What I found rather odd about the movie, as well, is that I feel I was lead to believe in the trailers that the story was about Melanie. I thought we would learn about her, get thrown into her life and get connected to her, and be really upset when she was taken. But the story really isn’t about Melanie at all. It’s about Wanderer. Wanderer, the white glowing space fuzz. And it is hard to feel a connection to anything that happens, because we don’t care about furry glowing parasites. For a movie that is supposed to be all about saving humanity, there is very little humanity to be found.

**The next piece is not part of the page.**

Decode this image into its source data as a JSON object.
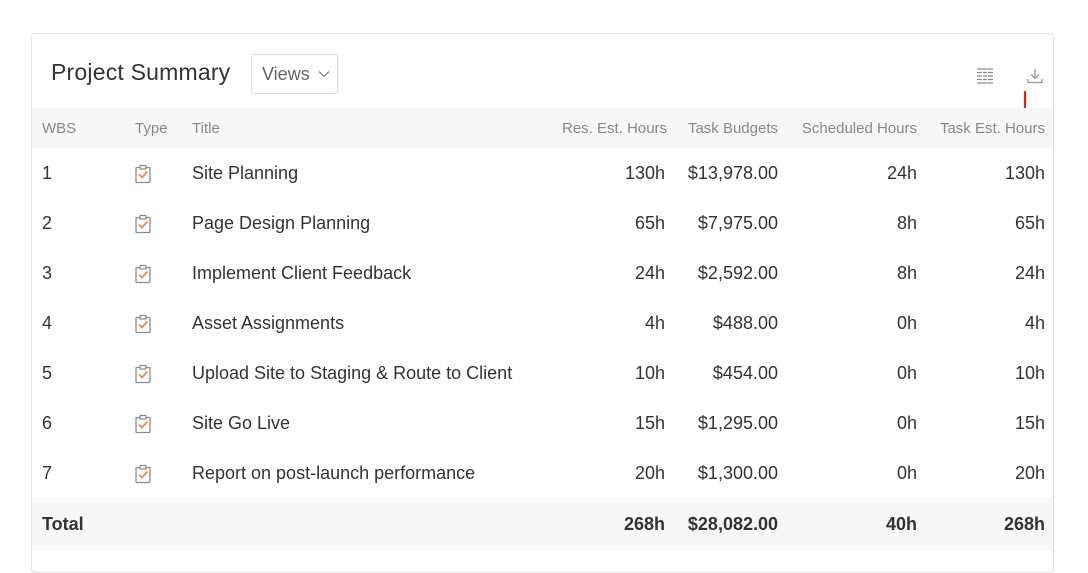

Sure, Wanderer does gain some human emotions from Melanie, and starts to agree that human lives are not something to just squash. Wanderer allows Melanie to take her to the colony of humans living in secret, which is run by Melanie’s uncle Jeb and includes Melanie’s brother Jaime, and the love of Melanie’s life, Jared. I may have forgotten to mention this, but the only way you can tell the difference between humans and fuzzy glowworms is in the eyes. The aliens have a glowy blue ring for their iris. It’s weird. So her family knows this is not Melanie they’re dealing with and at first they lock Wanderer up. But yada yada, through not a lot of action, and a lot of Saoirse Ronan talking to herself, eventually they decide to trust her. They even humanize her, calling her Wanda as a nickname.

And if that’s not enough … one guy even falls in love with her. Ian, the friggin’ beautiful schmuck, falls in love with the palm-sized parasitic alien who radiates white light and is basically just a dust bunny. What? WHAT. Literally Wanda even says to him that if he knew her true form he would be disgusted and squash her in his hand. To which Ian very cheesily responds, “You don’t know that, ” and then kisses her passionately. I’m telling you … this movie is warped.

The audience cared so little about what was going on that at one point Melanie/Wanda’s car completely flips over in a horrific accident, and everyone in the theater, myself included, burst out laughing. This movie was boring, uninteresting, said nothing, was basically void of emotion, and was at times just plain weird. But the bad kind of weird that makes you cringe, not the good kind of weird that makes you think. I don’t recommend seeing it, unless you bring someone along with you to make fun of it. That’s what I did with all the Twilight movies, anyway.

So yeah, basically a hot, steaming pile of garbage. Kudos, Stephanie Meyer. Kudos.